So, Eamon (our director) asked me to put together a client mailer on Uninterruptible Power Supply (UPS) and my response was to ask if there is much of a requirement for a UPS today? I was thinking that, with more and more businesses moving from on-prem servers to the cloud, is there any real need for a UPS? Eamon agreed that there was less of a requirement in terms of supporting on-prem servers but added, “what about, switches, hubs, point of sale and other network and communication devices and let’s not forget that many companies still require or prefer on-prem servers”. Fair point, I conceded, and so decided to talk to our tech team so that I could understand some of the benefits of UPS. Here’s what I found out.
Emergency Power Supply – Unless you have a backup generator, when the power goes down your systems go down. With a UPS you have an alternative source of power to keep vital systems running until such time as the power is restored and should power not be restored for several hours, you can at least ensure that vital systems are safely shutdown without damage or loss to data from a sudden power loss.
Provides Surge Protection: In the event of a power surge, the UPS identifies the bad power supply and stops it from directly powering your device. It then immediately provides an alternative form of stable power to prevent damage to data or devices common with power surges.
Data Protection: Not something we immediately think of when referring to a UPS but as mentioned in the previous two points, a sudden power loss or surge can damage your devices and compromise or corrupt the valuable data they contain. A UPS prevents this from happening.
Consistency – When there’s a UPS connected to a system, it can ensure a continuous power supply. For normal operations, UPS can supply power for about 6-8 hours. In a situation where there are long term power disruptions, UPS gives you the breathing room to safely shut down your system before the batteries are depleted.
Even in the most staple regions electricity outages do occur, be it from weather events or a local electrical fault and when the power goes anything not powered by a battery is going to immediately stop working. UPS is not the solution to long term power supply, but it does bridge the gap between mains failure and an emergency standby generator.
And now for the sales bit
Smart-UPS™ are trusted by millions of IT professionals throughout the world to protect equipment and critical data from costly interruptions by supplying reliable, network-grade power reliably and efficiently. Available in a variety of forms factors and classes (entry-level, standard and extended run), there is a model for nearly every application and budget. Standard models are the most popular UPS in the world for business servers, storage and network devices and have long been considered the benchmark for reliability and manageability.
Entry-level Smart-UPS models are an economical choice for small and medium businesses looking to protect small networking devices, point-of-sale (POS) equipment and entry-level servers.
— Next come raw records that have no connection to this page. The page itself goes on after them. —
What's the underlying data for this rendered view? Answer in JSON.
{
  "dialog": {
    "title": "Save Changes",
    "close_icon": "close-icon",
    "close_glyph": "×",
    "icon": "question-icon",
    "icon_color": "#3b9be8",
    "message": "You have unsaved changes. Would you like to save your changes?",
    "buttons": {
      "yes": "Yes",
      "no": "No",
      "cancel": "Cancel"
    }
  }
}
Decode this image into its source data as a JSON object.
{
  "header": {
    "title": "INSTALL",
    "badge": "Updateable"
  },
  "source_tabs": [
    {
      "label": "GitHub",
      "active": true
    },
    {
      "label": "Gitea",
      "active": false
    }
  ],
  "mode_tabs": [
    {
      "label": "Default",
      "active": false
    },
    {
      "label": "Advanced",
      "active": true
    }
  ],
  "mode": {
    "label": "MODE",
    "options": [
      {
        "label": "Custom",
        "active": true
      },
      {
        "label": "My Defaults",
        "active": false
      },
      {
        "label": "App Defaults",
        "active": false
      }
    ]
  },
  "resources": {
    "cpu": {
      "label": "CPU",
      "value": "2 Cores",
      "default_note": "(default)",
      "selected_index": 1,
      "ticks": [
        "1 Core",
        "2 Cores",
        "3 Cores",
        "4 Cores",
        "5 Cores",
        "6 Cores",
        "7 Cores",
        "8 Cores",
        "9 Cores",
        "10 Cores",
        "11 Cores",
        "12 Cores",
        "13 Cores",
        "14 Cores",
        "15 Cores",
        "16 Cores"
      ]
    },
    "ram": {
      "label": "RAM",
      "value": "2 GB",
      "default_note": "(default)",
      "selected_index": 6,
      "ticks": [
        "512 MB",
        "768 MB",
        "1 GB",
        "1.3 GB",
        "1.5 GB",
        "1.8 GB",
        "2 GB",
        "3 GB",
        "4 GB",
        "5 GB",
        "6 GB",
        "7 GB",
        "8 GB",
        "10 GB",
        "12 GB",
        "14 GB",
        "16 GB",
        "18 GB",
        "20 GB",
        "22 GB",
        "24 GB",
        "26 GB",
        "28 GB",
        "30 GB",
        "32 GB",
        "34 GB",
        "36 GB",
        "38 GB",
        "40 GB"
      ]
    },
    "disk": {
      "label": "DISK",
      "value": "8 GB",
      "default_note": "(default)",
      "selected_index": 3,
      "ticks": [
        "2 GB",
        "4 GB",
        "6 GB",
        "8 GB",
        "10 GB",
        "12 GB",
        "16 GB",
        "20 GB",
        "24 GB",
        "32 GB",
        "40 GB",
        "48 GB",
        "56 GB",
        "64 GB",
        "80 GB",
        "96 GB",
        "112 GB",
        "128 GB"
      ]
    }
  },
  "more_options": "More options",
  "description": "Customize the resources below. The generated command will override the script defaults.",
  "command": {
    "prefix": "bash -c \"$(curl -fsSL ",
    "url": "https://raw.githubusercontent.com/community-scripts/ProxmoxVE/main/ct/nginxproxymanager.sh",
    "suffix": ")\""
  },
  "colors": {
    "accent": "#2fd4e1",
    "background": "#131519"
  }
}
The extended run models accept external battery packs for long runtime to power critical servers, security and communication systems through outages that could last hours.
If you require a UPS or would like to replace an existing older UPS with reduced battery life, then please drop us a mail at email@example.com and we’ll be happy to assist you.